“A ring? No. Some keepsake I’m sure. Something to bring you luck, you need it, marrying on the chance you’ll love him someday. Ah! I know what it is! Well, it’ll never work you know. Fire can’t burn stone.”
“We’ll see, little sister, we’ll see.”


May 1989

Dorothy's Song

I’m spending all the weekend on the farm
with my Aunt Em, the only parent in my world,
she’s good to me
she’s like a mother
mother that I never had to teach me love.
But all day long I hear: “Go milk the cows!
Go feed the pigs! ” Across the muddy yard
the chickens hurry clucking to their chicks
and teach them love-love! I want to shrink
and be a yellow chick and scurry chirping “Love! ”

I’m on the farm and all I want to do
is take my bucket to the well and fill it,
then I’ll sit and watch the weeds grow through the cracks.
They peep out in the rain and tiny flowers
bloom on their tips, and I’m the only one
who sees them - like I was an angel
making them grow. Then I see the pigeons
flocking on the roof, and then I hear the sheep
baaing to their lambs and soon I smell
the dirt under my boots. It’s rich and so I go
to milk the cow. The cowshed’s dark and dry.
I put my hands upon her udder, feeling it
swell and shrink and quick the milk comes squirting
into the bucket by my boots.
Aunt Em yells, “Dorothy, you done? ”
and I keep quiet as a mouse,
hoping she’ll come and look for me
like a mother would.

There’s one guy on the farm who watches me.
He’s tall and steely but I see
he’s got no heart.

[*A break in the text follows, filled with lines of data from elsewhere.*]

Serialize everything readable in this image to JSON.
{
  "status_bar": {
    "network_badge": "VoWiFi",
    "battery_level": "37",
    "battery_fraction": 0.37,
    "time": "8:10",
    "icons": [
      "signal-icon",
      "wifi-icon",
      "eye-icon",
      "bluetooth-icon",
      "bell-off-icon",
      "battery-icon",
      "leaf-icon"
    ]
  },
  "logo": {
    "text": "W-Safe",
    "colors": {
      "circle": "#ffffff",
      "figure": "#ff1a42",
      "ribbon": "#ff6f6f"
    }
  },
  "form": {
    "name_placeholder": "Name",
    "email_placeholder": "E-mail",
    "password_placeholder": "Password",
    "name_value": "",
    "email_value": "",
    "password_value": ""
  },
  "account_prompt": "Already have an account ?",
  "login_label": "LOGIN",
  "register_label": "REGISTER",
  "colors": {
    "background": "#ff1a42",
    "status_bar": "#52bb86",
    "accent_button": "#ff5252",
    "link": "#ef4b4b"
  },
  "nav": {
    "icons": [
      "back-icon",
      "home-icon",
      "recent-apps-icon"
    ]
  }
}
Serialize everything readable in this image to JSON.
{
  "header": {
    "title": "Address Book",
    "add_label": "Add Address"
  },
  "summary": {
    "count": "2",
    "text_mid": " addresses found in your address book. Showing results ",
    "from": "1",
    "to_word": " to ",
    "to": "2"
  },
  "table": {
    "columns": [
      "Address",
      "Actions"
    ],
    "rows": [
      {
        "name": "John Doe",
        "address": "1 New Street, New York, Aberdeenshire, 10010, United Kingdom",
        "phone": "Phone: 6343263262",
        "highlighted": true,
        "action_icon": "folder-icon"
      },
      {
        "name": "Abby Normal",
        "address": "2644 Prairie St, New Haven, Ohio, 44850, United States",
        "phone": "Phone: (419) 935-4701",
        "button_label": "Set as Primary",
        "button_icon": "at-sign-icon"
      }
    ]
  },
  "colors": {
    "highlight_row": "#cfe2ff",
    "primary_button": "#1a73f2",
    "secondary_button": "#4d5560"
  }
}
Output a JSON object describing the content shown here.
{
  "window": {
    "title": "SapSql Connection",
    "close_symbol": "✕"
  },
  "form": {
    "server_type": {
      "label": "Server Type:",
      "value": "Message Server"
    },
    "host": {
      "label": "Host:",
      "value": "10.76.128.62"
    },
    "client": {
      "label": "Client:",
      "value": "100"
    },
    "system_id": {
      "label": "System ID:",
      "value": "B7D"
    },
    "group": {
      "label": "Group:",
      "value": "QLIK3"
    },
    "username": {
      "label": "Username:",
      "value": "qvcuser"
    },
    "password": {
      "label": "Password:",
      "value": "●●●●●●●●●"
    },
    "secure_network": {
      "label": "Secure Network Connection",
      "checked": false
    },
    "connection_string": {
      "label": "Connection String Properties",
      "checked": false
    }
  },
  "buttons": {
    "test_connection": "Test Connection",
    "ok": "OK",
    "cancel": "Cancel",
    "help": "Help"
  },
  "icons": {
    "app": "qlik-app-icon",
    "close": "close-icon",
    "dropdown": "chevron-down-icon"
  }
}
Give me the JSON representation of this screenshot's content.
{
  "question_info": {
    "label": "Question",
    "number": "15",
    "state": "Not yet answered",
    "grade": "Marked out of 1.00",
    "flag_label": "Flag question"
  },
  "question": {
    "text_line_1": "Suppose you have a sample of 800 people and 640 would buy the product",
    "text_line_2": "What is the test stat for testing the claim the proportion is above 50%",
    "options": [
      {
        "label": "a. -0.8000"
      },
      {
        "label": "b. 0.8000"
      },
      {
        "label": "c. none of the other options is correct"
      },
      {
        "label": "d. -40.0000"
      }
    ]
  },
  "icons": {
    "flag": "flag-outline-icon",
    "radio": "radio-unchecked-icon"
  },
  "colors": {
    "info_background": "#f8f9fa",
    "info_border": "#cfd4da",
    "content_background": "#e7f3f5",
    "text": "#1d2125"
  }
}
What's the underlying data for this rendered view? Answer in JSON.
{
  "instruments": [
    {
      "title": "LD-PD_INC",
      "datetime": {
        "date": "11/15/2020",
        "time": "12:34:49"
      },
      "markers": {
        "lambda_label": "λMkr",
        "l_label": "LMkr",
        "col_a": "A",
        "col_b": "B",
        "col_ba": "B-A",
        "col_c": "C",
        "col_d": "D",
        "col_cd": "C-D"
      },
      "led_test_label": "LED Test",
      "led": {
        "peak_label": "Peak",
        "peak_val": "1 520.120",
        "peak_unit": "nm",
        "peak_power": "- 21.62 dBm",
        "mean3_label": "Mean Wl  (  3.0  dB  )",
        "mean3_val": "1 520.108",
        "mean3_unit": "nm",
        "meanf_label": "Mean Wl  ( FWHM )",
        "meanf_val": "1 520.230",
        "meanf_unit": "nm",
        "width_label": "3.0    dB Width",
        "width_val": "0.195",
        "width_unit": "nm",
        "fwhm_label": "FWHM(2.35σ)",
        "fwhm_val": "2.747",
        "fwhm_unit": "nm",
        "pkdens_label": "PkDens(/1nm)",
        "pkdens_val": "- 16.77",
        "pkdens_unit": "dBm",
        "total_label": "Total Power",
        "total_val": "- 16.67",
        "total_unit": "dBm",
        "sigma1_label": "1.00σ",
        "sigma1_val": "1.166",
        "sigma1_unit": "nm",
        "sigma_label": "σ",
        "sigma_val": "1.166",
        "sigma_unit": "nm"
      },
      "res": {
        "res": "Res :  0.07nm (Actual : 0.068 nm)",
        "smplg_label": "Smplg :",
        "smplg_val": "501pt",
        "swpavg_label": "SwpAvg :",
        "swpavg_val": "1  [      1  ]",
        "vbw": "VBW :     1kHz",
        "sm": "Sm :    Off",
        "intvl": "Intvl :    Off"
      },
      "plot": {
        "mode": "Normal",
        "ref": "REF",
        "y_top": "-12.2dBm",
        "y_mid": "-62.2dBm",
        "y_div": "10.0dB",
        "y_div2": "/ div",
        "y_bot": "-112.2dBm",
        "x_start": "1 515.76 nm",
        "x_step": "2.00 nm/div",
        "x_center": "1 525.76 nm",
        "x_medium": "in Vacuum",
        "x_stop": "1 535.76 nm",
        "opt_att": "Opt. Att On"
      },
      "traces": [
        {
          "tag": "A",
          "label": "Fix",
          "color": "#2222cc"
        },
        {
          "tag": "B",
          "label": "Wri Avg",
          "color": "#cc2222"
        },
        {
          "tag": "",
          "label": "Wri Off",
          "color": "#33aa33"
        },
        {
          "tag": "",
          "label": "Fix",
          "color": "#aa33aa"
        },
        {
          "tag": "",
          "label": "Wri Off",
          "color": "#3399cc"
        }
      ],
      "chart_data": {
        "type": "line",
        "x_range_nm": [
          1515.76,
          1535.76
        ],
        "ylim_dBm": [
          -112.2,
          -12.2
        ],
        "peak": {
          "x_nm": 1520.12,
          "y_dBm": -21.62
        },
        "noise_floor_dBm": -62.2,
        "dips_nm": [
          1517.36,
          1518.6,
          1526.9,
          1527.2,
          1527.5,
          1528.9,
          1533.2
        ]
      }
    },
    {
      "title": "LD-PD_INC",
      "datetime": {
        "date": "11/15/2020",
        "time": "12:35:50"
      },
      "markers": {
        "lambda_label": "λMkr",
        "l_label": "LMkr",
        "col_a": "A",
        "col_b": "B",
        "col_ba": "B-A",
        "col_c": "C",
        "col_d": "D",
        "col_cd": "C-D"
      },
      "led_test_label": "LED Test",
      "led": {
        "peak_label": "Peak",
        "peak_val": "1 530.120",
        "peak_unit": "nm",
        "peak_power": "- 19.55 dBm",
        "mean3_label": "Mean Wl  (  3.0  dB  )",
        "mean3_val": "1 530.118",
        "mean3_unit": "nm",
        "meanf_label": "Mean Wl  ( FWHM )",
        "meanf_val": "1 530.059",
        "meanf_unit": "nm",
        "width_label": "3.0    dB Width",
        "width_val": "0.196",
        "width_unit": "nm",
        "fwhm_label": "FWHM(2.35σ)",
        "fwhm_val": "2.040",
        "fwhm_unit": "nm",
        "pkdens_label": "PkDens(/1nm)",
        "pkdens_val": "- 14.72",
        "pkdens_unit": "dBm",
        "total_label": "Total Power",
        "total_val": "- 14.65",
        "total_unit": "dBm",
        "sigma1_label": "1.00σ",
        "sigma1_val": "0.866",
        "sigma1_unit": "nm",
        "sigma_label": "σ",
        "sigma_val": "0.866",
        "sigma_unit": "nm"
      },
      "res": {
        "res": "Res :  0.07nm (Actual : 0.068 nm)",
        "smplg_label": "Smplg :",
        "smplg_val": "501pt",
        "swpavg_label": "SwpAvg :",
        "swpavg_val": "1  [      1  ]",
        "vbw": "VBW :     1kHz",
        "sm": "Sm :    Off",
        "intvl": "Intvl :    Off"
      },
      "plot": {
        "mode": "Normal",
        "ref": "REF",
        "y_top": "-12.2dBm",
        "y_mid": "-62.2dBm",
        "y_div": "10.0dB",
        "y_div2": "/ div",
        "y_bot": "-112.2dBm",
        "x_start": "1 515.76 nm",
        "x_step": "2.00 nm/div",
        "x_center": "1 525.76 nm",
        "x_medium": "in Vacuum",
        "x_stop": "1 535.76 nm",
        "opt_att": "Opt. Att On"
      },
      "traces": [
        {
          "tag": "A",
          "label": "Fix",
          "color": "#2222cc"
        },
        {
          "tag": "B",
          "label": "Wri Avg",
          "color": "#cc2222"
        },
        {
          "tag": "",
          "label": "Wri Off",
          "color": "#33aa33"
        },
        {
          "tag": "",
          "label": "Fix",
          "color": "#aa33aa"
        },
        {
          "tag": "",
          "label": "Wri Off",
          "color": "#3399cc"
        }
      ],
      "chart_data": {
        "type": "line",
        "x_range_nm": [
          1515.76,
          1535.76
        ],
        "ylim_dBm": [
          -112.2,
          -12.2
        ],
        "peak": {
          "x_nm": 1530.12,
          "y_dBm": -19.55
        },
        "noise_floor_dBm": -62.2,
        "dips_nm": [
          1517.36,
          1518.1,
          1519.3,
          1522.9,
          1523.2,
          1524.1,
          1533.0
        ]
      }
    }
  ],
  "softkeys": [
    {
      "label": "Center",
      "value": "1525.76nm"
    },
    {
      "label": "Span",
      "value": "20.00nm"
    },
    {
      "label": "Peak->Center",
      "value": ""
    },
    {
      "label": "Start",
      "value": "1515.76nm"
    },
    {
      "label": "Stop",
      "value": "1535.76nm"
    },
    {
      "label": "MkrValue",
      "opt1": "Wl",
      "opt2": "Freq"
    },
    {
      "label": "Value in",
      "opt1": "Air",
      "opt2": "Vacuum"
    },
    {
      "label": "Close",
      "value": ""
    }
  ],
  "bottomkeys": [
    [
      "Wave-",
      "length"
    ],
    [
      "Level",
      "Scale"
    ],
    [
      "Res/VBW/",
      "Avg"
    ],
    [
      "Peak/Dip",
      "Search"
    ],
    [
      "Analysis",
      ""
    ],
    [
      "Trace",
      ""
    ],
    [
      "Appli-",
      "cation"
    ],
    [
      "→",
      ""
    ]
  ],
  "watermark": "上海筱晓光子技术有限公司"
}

If only he had one
he’d love me and I wouldn’t miss my mother.
The tractor screeches to a stop outside the barn.
I have to find some oil to stop the rust,
but just for now I’ll give him some fresh milk,
then maybe he will pick me up and kiss me
just like I kissed that chick who chirped “Love Love! ”

March 6 2005